After the required pre-1878 act has been located in the General Statutes of 1895, it can generally be found under the same title in the Revision of 1877. For some acts, however, it will be necessary to look under a different title in the earlier compilation, as indicated in the table below. If the desired act is not found at what seems the appropriate title in the Revision of 1877, the next step would be to check the index of that compilation. Checking that index to begin with is an efficient alternative to the tabular method described here, so long as you are starting with sufficient information about the subject matter of the act in question.
There may be a very few pre-1878 acts that appear in the General Statutes of 1895 but are omitted from the Revision of 1877. In preparing the table of variant titles below, I encountered one such act that I could not locate in the Revision although it is in the General Statutes. This is the act of February 17, 1857, "to prevent willful trespasses upon lands," P.L. 1857, p.16, found in the General Statutes at page 3682.
A table of contents for the General Statutes, lacking in the original, has been supplied in this reprint.
Rutgers Law School Library, Newark
|General Statutes of 1895||Revision of 1877|
|Athletic Associations & Clubs|| Boat Clubs;|
|Beneficiary Societies||Benevolent Associations|

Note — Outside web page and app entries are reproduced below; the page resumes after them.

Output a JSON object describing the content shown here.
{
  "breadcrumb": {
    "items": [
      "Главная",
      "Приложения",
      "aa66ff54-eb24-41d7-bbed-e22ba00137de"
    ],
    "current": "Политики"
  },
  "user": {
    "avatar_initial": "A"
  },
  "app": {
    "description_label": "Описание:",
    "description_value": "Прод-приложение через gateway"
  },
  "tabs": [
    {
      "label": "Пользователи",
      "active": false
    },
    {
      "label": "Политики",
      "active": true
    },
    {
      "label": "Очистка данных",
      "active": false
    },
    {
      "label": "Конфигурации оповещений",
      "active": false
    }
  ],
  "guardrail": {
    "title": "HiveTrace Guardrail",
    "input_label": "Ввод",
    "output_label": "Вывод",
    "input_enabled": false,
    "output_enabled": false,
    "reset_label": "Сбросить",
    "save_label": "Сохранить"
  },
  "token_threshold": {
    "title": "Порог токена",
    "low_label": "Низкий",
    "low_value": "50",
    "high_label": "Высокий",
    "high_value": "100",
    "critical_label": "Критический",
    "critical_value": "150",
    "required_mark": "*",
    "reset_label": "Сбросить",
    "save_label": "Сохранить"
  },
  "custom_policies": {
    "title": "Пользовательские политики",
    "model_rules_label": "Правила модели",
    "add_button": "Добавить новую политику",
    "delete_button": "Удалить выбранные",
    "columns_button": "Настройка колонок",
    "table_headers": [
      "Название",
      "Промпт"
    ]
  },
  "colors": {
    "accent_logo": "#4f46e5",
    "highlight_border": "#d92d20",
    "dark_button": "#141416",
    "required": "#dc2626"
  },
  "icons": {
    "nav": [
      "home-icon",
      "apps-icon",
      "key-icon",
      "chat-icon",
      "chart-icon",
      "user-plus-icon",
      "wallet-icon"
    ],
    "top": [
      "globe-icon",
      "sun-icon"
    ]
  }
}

|Camp Meeting & Seaside Associations||Vice & Immorality (part IV)|
|County Physicians||Physicians, County|
|Eminent Domain||Condemnation of Lands (Appx, p.1278)|
|Fish & Game|| Fisheries;|
Game & Game Fish
|Idiots, Lunatics and Drunkards|| Drunkards;|
|Importation of Convicts||Passengers|
|Inspectors of Merchandise|| Beef and Pork;|
Flour and Meal
|Intoxicating Liquors||Inns & Taverns|
|Jails & Workhouses|| Sheriffs (part II);|
|Libraries, Lyceums, &c.||Lyceums, Libraries, &c.|
|Medicine & Surgery||Medical Societies|
|Pursuing & Detective Societies||Protection Societies|
|Social & Literary Societies||Music, Conservatories of (Appx p.1375)|
|State, County & Municipal Officers||Officers|
|Steamboats and Stages||Travellers|